The device further includes a uniform, adherent insulation layer between the semiconductor surface and the uniphase electrode. Signal input means and signal output means are provided, in addition to means for supply- 65 ing a uniphase clock pulse to the electrode.
Another aspect of the invention is embodied in a process for fabrication of a device including four se

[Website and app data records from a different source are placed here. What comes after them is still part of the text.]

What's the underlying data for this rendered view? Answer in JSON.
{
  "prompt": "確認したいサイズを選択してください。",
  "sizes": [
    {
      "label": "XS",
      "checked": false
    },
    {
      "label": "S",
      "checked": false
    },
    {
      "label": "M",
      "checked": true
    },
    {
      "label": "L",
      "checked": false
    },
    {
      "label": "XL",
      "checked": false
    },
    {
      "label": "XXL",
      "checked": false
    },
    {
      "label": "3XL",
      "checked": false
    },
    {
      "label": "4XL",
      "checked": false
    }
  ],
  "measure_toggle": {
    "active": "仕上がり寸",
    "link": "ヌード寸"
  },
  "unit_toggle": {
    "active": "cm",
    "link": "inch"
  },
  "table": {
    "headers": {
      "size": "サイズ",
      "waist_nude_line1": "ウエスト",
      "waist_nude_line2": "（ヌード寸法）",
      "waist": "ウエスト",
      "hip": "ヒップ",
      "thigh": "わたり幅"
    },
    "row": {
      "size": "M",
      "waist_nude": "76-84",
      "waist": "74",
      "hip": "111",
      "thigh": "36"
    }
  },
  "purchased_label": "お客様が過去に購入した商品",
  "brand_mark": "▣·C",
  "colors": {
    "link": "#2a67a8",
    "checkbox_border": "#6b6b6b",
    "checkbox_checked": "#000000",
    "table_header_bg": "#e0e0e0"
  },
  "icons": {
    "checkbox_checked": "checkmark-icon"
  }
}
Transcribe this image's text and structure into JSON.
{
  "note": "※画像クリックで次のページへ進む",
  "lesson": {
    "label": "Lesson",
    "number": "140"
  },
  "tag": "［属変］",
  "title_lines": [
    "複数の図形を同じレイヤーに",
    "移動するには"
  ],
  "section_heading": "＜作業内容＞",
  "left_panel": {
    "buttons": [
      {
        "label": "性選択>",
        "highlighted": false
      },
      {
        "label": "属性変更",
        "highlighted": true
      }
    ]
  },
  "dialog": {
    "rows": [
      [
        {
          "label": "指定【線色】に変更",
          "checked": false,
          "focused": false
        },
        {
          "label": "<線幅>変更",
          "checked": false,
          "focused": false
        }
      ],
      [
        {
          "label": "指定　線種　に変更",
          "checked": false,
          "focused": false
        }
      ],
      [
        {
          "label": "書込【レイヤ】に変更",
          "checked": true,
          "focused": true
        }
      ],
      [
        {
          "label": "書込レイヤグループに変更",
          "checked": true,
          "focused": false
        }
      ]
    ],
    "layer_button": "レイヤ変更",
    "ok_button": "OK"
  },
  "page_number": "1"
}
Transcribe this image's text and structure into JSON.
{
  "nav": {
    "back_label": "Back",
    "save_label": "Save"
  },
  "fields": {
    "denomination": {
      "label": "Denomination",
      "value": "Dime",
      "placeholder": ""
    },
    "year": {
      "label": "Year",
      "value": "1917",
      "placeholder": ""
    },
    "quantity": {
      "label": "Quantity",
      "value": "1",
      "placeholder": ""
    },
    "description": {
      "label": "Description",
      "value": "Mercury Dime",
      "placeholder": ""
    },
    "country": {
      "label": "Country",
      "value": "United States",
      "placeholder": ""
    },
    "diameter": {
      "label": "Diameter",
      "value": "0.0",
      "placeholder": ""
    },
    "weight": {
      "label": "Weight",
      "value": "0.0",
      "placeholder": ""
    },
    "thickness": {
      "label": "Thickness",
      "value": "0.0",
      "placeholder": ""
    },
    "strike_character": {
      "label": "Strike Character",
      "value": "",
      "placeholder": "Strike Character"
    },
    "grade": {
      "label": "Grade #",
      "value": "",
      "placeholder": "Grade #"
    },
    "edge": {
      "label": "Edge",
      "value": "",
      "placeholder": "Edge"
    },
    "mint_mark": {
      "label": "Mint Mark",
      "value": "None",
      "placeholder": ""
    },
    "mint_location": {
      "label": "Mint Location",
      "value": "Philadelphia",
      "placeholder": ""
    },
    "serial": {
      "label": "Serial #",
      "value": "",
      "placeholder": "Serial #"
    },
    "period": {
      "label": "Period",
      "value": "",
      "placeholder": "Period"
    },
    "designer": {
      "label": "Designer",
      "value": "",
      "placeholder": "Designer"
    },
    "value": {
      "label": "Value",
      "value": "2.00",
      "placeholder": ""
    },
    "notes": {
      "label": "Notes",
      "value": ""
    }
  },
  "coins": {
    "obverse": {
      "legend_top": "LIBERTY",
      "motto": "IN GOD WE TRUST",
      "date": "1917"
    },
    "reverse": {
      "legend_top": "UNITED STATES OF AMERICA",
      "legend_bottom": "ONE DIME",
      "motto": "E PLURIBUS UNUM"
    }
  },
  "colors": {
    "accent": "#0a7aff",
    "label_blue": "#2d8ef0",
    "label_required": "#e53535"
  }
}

quential stages of ion implantation. More specifically, the process begins with a step of selectively implanting a first does of donor impurity ions in an oxide layer covering an N-type channel in a silicon body of P-type conductivity, to establish a forst source of impurity for subsequent use in fixing the profile for region II of each cell. A doped polysilicon gate electrode is then deposited and patterned on the oxide layer covering the channel regions at locations to become regions I and II of each cell. The polysilicon is then used as a mask for removing the oxide over channel regions to become regions III and IV of each cell. Photoresist is then patterned to cover region III, while additional donor impurities are implanted in region IV of each cell location. The photoresist is stripped, and more donor ions added for cell regions III and IV. A heat treatment follows, to anneal implant damage and diffuse impurities, both from the oxide into region II, and to increase the depth of impurities in regions III and IV. Finally, acceptor impurities are placed in regions III and IV at a more shallow depth than the new depth of donors therein, to complete the necessary profiles within each cell.

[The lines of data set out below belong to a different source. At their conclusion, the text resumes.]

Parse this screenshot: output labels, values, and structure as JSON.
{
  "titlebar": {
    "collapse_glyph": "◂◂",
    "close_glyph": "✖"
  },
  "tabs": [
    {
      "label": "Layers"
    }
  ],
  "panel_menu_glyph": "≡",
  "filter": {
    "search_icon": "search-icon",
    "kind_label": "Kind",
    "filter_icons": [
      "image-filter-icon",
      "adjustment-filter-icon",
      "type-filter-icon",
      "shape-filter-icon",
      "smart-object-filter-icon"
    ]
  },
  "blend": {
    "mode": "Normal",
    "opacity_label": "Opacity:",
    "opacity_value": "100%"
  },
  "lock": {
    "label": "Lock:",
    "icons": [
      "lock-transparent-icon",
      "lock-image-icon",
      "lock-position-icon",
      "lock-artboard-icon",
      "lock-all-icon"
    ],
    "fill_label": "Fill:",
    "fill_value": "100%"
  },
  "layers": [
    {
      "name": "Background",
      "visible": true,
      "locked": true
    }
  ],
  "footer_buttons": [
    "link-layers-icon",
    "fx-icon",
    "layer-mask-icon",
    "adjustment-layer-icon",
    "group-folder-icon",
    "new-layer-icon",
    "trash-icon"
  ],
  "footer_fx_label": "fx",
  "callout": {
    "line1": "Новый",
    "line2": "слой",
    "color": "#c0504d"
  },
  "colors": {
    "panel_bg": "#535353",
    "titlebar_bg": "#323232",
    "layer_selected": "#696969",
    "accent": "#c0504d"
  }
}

An alternative process sequence is provided, including two donor ion implantations or diffusions, followed by two acceptor ion implantations or diffusions. The profile of region II of each cell is determined by the buried channel doping itself, since no modification thereof is required for purposes of the invention. A continuous gate electrode is provided, as distinguished from the patterned gate of the previously stated embodiment.
FIG. 1 is a greatly enlarged perspective view with cutaway portions in cross section, taken both longitudinally of and normal to the channel region of a CCD structure according to the invention.
FIGS. 2a-2d are graphs showing the potential profiles for each of the four regions within each cell, for the gate "off condition, and for the gate "on" condition.
FIGS. 3a-3b illustrate the impurity concentration profiles for each of the four regions within each cell of the device of FIG. 1.
FIG. 4 is a diagram of the potential wells associated with operation of the device of the invention.
FIGS. Sa-Se illustrate a process sequence for fabrication of an embodiment of the invention.
FIGS. 6a-6e illustrate a second process sequence for fabrication of another embodiment.
FIG. 7 is a plot of the maximum potential for each region of the cell, as a function of gate voltage.
FIG. 1 is a diagramatic view showing one cross-section along the channel of a uniphase CCD structure embodying the invention, and a second cross section normal to the first. The device channel is formed in P-type silicon substrate 11 having a doping density substantially greater than 1 X 1015cm~3 and preferably greater than lxl015cm-3 but not greater than 1018cm-3. The upper surface of substrate 11 as seen in FIG. 1 is covered by insulating layer 12, typically of silicon dioxide, having uniform thickness extending along the length of an N-type channel region. A continuous gate electrode 13 extends along the length of the channel and is connected to a clock pulse source. Spaced along the length of the channel are a plurality of cells, each of which includes a P-type inversion layer 14 at the surface of regions III and IV of each cell, which acts as a virtual electrode, shielding that portion of each cell from any gate-induced change in potential. Just below the inversion layer the buried channel potential